The Good Thing About Bad Ideas
One of the inevitable things you will hear at a brainstorming session is "there are no bad ideas." Not true. There are plenty of bad ideas. Nazism, for instance. Arena football. Bow ties.
What well-meaning "keep hope alive" brainstorming lovers really mean is this: Even bad ideas can lead to good ideas if the idea originators are committed enough to extract the meaning from the "bad".
Do you think that War and Peace was written in one sitting? No way. There were plenty of earlier drafts that were horrid, but eventually led to the final outcome.
The key? Finding the value in what seems to be a "bad idea" and then using that extracted value as a clue or catalyst for further exploration. The following technique, excerpted from Awake at the Wheel,
shows you …
HOW IT WORKS:
1. Identify a challenge worth brainstorming.
2. Conjure up a bad idea in response to it.
3. Tell someone about your bad idea.
4. Ask the other person to express something redeemable about your bad idea -- an aspect of it that has merit.
5. Using this redeemable essence as a clue, brainstorm some new possibilities

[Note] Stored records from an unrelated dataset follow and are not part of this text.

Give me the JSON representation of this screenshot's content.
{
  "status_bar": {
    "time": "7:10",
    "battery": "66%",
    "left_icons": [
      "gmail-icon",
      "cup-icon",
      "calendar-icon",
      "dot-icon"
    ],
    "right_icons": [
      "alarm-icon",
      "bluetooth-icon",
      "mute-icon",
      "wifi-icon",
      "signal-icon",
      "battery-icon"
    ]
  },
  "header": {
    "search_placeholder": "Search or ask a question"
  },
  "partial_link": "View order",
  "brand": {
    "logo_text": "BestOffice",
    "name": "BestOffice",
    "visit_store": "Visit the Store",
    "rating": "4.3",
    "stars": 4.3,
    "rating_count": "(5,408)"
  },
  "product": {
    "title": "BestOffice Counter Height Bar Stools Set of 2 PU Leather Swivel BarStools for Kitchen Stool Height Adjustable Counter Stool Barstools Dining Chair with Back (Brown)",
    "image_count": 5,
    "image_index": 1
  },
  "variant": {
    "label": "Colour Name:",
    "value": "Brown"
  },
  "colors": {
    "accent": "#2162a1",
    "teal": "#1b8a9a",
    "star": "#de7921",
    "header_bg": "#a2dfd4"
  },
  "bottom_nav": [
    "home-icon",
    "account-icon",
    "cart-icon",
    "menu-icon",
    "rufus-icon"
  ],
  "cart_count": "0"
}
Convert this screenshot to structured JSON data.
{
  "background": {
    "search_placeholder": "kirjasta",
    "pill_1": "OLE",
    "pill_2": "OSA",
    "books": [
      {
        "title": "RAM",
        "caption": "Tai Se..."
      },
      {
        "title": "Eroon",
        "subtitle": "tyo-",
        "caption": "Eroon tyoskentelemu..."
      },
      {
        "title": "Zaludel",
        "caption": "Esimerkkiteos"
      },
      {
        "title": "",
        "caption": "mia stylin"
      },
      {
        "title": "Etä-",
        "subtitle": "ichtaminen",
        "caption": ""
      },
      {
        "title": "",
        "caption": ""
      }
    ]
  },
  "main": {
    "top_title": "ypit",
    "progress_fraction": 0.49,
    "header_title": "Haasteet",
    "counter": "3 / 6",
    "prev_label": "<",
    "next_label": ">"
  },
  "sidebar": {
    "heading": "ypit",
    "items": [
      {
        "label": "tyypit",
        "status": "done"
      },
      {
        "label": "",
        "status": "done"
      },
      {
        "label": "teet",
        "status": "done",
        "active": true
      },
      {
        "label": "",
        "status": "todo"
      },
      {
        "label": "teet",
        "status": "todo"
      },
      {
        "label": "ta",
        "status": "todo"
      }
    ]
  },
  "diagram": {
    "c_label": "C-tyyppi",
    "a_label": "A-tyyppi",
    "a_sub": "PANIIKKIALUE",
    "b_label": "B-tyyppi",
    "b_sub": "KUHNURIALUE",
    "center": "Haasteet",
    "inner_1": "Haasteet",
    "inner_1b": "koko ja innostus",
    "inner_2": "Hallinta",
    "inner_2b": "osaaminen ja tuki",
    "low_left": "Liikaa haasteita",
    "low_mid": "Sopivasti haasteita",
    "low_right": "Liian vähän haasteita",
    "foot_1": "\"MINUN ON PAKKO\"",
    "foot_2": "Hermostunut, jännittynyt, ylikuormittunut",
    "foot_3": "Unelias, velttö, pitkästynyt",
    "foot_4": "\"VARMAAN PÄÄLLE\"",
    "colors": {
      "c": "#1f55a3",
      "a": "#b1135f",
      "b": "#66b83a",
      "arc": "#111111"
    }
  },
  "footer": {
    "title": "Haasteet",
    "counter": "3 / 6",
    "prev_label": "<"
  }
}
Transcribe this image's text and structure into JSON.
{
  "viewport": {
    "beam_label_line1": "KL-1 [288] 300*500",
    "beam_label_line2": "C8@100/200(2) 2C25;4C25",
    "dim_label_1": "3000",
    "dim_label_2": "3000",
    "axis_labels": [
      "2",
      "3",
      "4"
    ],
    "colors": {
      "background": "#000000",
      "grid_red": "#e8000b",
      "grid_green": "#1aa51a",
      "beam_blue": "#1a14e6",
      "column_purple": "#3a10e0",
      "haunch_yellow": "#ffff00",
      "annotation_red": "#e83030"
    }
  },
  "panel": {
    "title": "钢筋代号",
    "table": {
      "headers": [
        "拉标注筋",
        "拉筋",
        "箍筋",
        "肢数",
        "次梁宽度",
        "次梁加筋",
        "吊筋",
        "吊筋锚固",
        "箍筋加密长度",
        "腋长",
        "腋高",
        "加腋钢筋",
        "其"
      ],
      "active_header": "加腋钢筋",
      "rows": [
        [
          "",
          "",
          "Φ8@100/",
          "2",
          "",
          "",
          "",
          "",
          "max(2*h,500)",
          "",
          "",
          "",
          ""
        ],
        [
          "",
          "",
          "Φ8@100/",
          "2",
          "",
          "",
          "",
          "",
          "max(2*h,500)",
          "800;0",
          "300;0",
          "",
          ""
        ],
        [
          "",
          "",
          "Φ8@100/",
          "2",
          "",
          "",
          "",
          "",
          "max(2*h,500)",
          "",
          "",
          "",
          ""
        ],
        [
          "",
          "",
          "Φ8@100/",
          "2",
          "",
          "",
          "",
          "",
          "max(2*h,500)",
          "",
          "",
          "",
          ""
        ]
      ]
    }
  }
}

Mitch Ditkoff, one of Face the Music's original Founders, is the President of Idea Champions, an innovation consulting and training company headquartered in Woodstock, NY. He is also the award-winning author of Storytelling at Work and the recently published, Storytelling for the Revolution.